The steamer Bruce ran on the Ashland to Bayfield route, with stops at Washburn, La Pointe and the other islands. She was rebuilt by the Woods family of Madeline Island, and renamed the Madeline. In 1932, she was leased to the Isle Royale Transit Company to make regular trips between Houghton and Isle Royale.
The ferry boat industry flourished in the early 20th century. In 1911, the Ashland City Directory listed three ferry lines: the Ashland and Washburn Ferry, the Chequamegon Bay Transportation Company, and the Peoples Ferry Line. During World War I, Captain John Doherty had to have help from his first mate in order to carry the daily silver money to the bank, from receipts on the Ashland to Washburn passenger route. During the season of 1917, over 68,000 passengers were carried between Ashland, Washburn, Bayfield and the Apostle Islands.
The 20th-century also brought something new that changed the way people lived their lives and moved themselves and things from one place to another. It was the automobile, and it affected the direction and appearance of the ferry boat industry on Chequamegon Bay.
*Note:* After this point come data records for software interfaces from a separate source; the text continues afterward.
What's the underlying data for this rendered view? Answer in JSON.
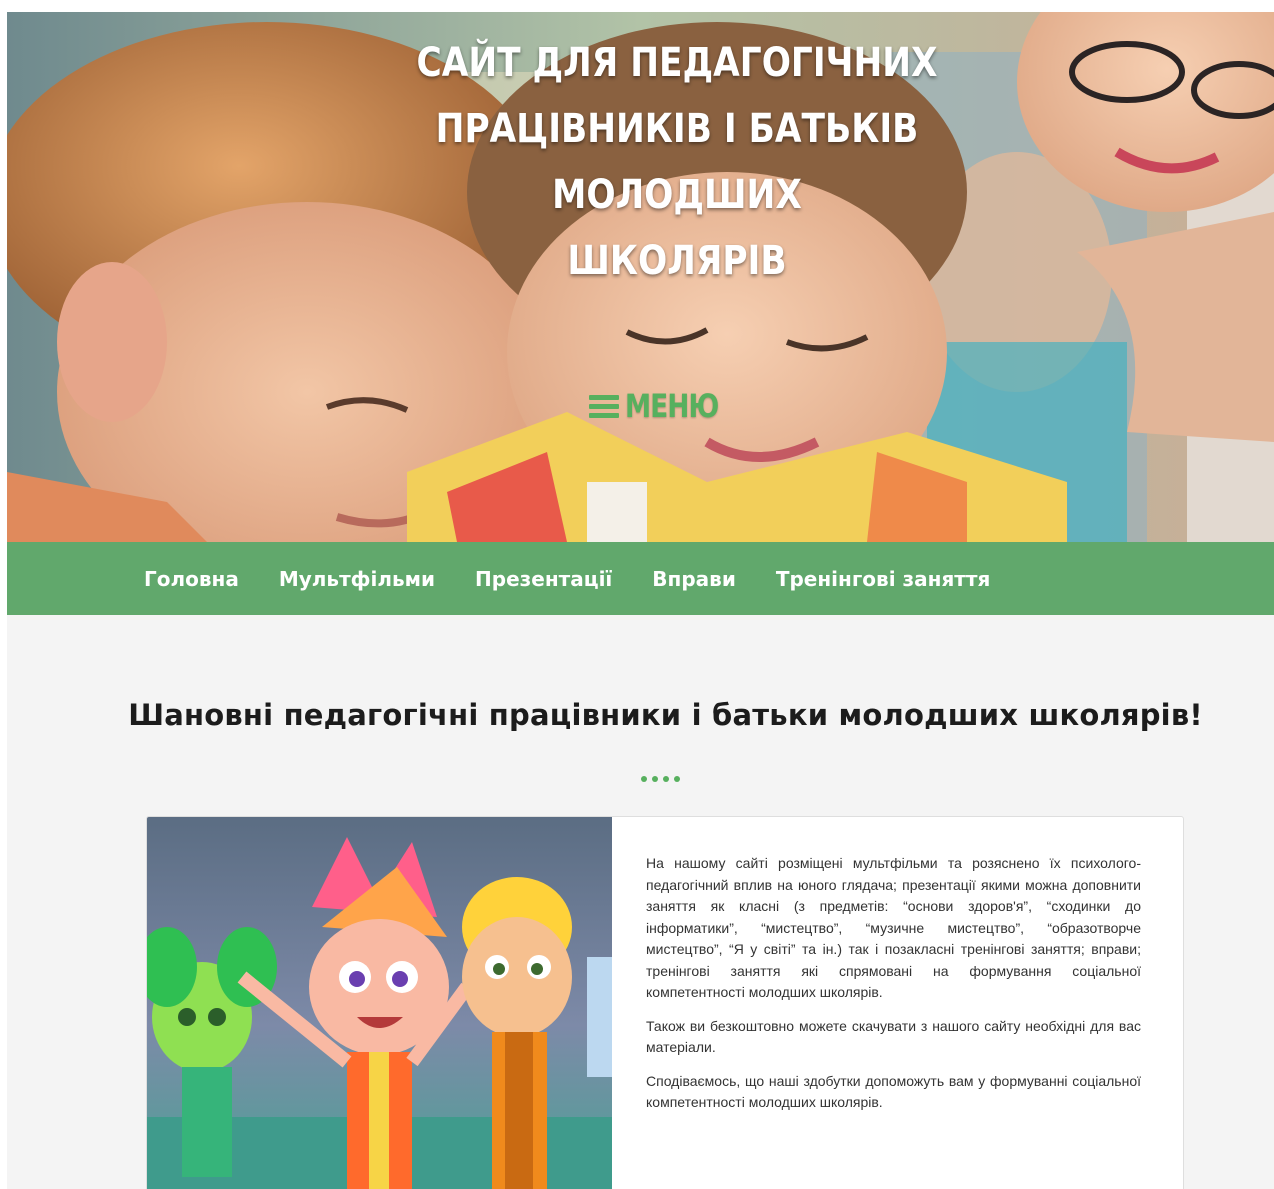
{
  "hero": {
    "title_line1": "САЙТ ДЛЯ ПЕДАГОГІЧНИХ",
    "title_line2": "ПРАЦІВНИКІВ І БАТЬКІВ МОЛОДШИХ",
    "title_line3": "ШКОЛЯРІВ",
    "menu_label": "МЕНЮ",
    "menu_icon": "hamburger-icon"
  },
  "nav": {
    "items": [
      {
        "label": "Головна"
      },
      {
        "label": "Мультфільми"
      },
      {
        "label": "Презентації"
      },
      {
        "label": "Вправи"
      },
      {
        "label": "Тренінгові заняття"
      }
    ]
  },
  "main": {
    "heading": "Шановні педагогічні працівники і батьки молодших школярів!",
    "paragraphs": [
      "На нашому сайті розміщені мультфільми та розяснено їх психолого-педагогічний вплив на юного глядача; презентації якими можна доповнити заняття як класні (з предметів: “основи здоров'я”, “сходинки до інформатики”, “мистецтво”, “музичне мистецтво”, “образотворче мистецтво”, “Я у світі” та ін.) так і позакласні тренінгові заняття; вправи; тренінгові заняття які спрямовані на формування соціальної компетентності молодших школярів.",
      "Також ви безкоштовно можете скачувати з нашого сайту необхідні для вас матеріали.",
      "Сподіваємось, що наші здобутки допоможуть вам у формуванні соціальної компетентності молодших школярів."
    ]
  },
  "colors": {
    "accent": "#61a86c",
    "menu_green": "#57b05e",
    "page_bg": "#f4f4f4",
    "heading": "#1c1c1c",
    "body_text": "#333333"
  }
}
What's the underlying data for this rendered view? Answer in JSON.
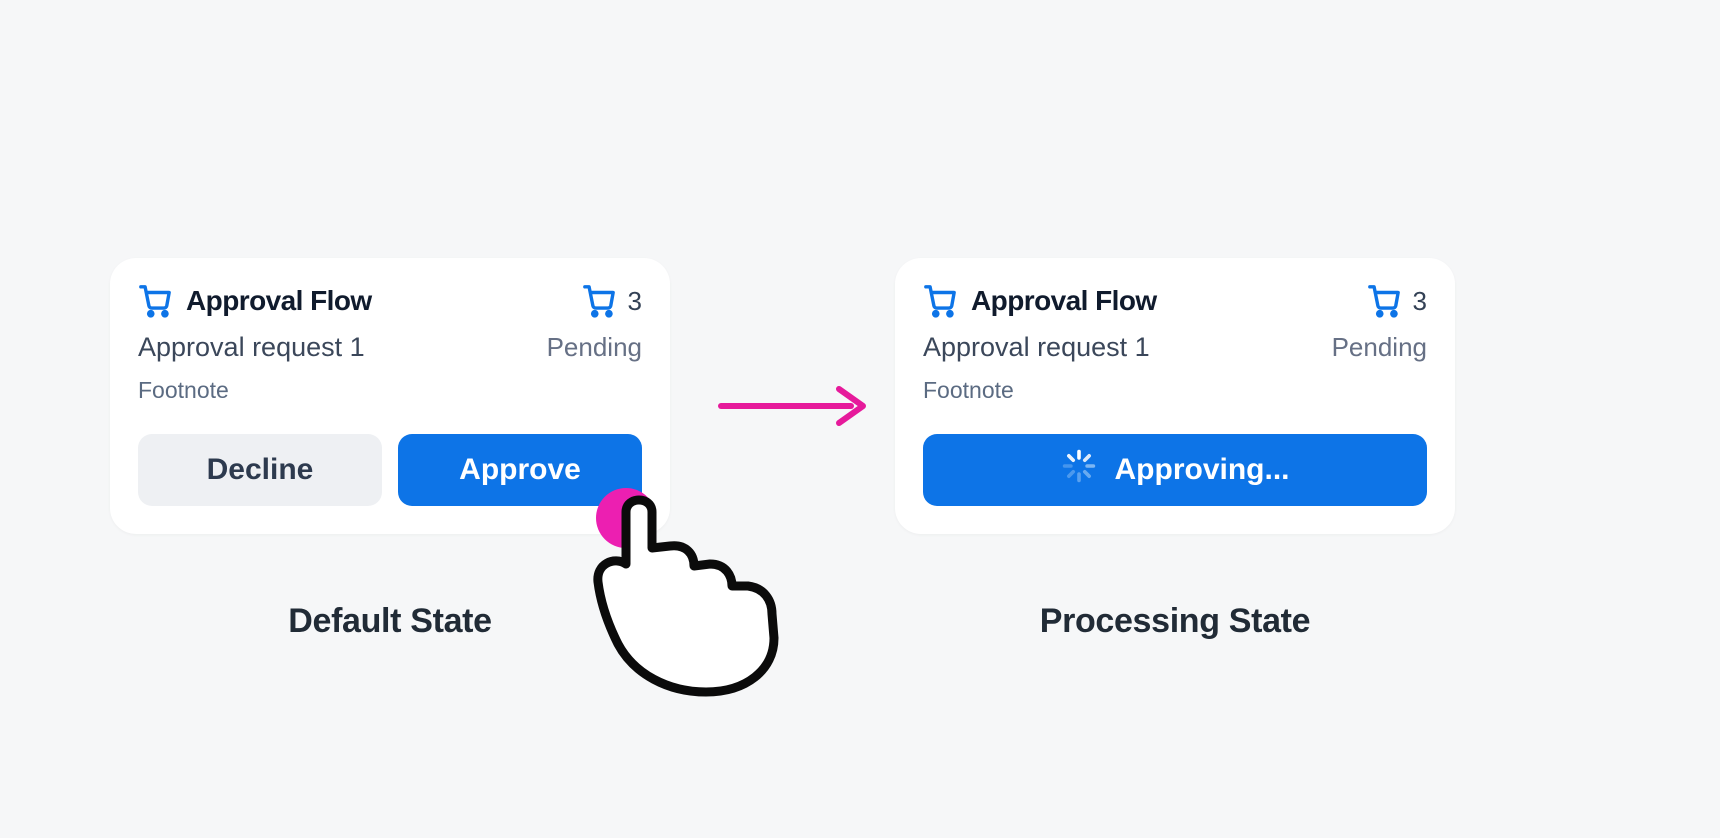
{
  "default_state": {
    "header_title": "Approval Flow",
    "cart_count": "3",
    "subtitle": "Approval request 1",
    "status": "Pending",
    "footnote": "Footnote",
    "decline_label": "Decline",
    "approve_label": "Approve",
    "caption": "Default State"
  },
  "processing_state": {
    "header_title": "Approval Flow",
    "cart_count": "3",
    "subtitle": "Approval request 1",
    "status": "Pending",
    "footnote": "Footnote",
    "processing_label": "Approving...",
    "caption": "Processing State"
  },
  "colors": {
    "primary": "#0d74e7",
    "secondary_bg": "#eef0f3",
    "arrow": "#e61a9b"
  }
}
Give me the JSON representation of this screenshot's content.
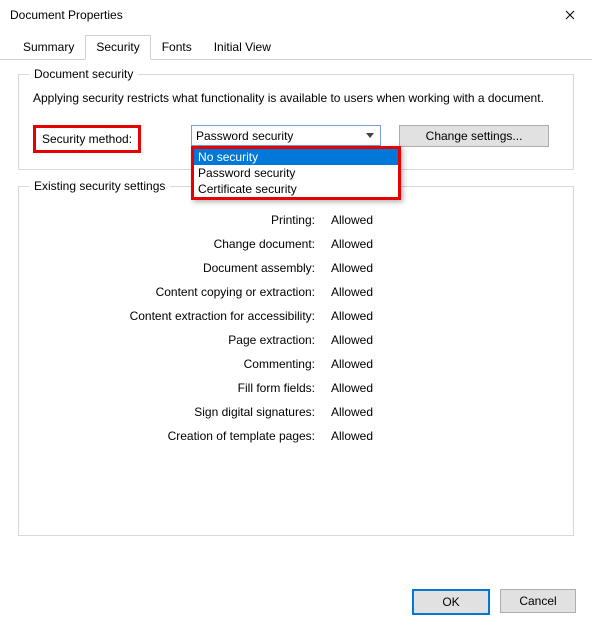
{
  "window": {
    "title": "Document Properties"
  },
  "tabs": {
    "summary": "Summary",
    "security": "Security",
    "fonts": "Fonts",
    "initial_view": "Initial View"
  },
  "doc_security": {
    "group_title": "Document security",
    "description": "Applying security restricts what functionality is available to users when working with a document.",
    "method_label": "Security method:",
    "combo_selected": "Password security",
    "options": {
      "none": "No security",
      "password": "Password security",
      "certificate": "Certificate security"
    },
    "change_btn": "Change settings..."
  },
  "existing": {
    "group_title": "Existing security settings",
    "rows": [
      {
        "k": "Printing:",
        "v": "Allowed"
      },
      {
        "k": "Change document:",
        "v": "Allowed"
      },
      {
        "k": "Document assembly:",
        "v": "Allowed"
      },
      {
        "k": "Content copying or extraction:",
        "v": "Allowed"
      },
      {
        "k": "Content extraction for accessibility:",
        "v": "Allowed"
      },
      {
        "k": "Page extraction:",
        "v": "Allowed"
      },
      {
        "k": "Commenting:",
        "v": "Allowed"
      },
      {
        "k": "Fill form fields:",
        "v": "Allowed"
      },
      {
        "k": "Sign digital signatures:",
        "v": "Allowed"
      },
      {
        "k": "Creation of template pages:",
        "v": "Allowed"
      }
    ]
  },
  "footer": {
    "ok": "OK",
    "cancel": "Cancel"
  }
}
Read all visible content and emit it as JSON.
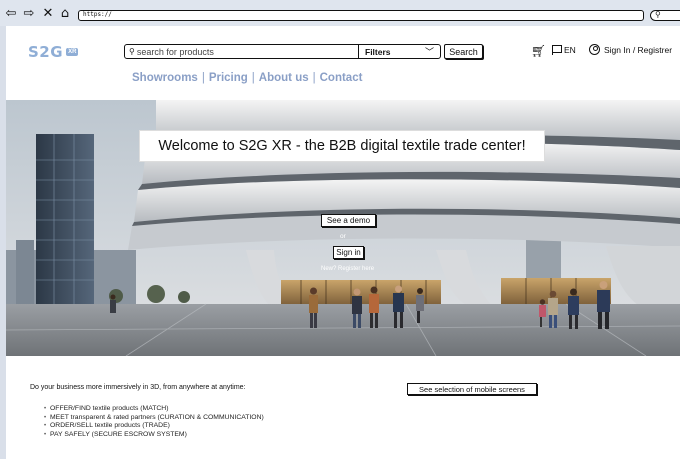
{
  "browser": {
    "url": "https://",
    "back_icon": "arrow-left",
    "forward_icon": "arrow-right",
    "stop_icon": "x",
    "home_icon": "house"
  },
  "header": {
    "logo_text": "S2G",
    "logo_badge": "XR",
    "search_placeholder": "search for products",
    "filters_label": "Filters",
    "search_button": "Search",
    "language": "EN",
    "signin_label": "Sign In / Registrer"
  },
  "nav": {
    "items": [
      "Showrooms",
      "Pricing",
      "About us",
      "Contact"
    ]
  },
  "hero": {
    "title": "Welcome to S2G XR - the B2B digital textile trade center!",
    "demo_button": "See a demo",
    "or_text": "or",
    "signin_button": "Sign in",
    "register_link": "New? Register here"
  },
  "content": {
    "tagline": "Do your business more immersively in 3D, from anywhere at anytime:",
    "mobile_button": "See selection of mobile screens",
    "features": [
      "OFFER/FIND textile products (MATCH)",
      "MEET transparent & rated partners (CURATION & COMMUNICATION)",
      "ORDER/SELL textile products (TRADE)",
      "PAY SAFELY (SECURE ESCROW SYSTEM)"
    ]
  },
  "colors": {
    "accent": "#8faed6",
    "nav_text": "#8a9fc6",
    "chrome_bg": "#dfe5ee"
  }
}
The growth of the automobile industry led to the construction of road systems and dependable, affordable cars became the preferred means of transportation between the mainland towns of Ashland, Washburn and Bayfield. After centuries of use as primary transportation highways, the Chequamegon Bay water routes began to yield to land routes. Their diminution brought a decline in the ferry boat industry, until by 1940, only Bayfield and Madeline Island were linked by ferry service. The remaining ferry boats had changed in appearance because of the automobile. They were built not just to carry passengers, but to easily on and off-load motorized vehicles. Today, car ferries still run from Bayfield to La Pointe on the last of the area water routes.
Not every location offers the possibility of travel by water. However, on Chequamegon Bay, people have been able to “take the ferry” for nearly 150 years. When taking a ferry boat from Bayfield to La Pointe today, passengers become a part of the rich cultural history here: they share in the legacy of ferry boat service on Chequamegon Bay.